Start of Provided material

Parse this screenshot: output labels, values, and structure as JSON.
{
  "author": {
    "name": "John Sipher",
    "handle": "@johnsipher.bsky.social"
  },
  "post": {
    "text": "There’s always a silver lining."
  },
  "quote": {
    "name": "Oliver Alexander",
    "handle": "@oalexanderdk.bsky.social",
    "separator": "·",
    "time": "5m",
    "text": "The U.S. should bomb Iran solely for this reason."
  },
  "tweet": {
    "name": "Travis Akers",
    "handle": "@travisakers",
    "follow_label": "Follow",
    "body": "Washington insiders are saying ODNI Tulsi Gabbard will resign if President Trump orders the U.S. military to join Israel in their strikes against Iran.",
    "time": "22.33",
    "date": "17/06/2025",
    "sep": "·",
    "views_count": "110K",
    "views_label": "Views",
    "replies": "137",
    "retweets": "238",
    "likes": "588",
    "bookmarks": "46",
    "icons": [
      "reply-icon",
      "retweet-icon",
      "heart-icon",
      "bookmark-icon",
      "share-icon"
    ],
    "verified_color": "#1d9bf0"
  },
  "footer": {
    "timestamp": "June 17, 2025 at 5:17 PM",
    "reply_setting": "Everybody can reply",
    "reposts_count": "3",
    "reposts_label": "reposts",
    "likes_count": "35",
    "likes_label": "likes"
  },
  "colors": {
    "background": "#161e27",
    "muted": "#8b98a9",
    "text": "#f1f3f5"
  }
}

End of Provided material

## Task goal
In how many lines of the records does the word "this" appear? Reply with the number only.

## Written solution
2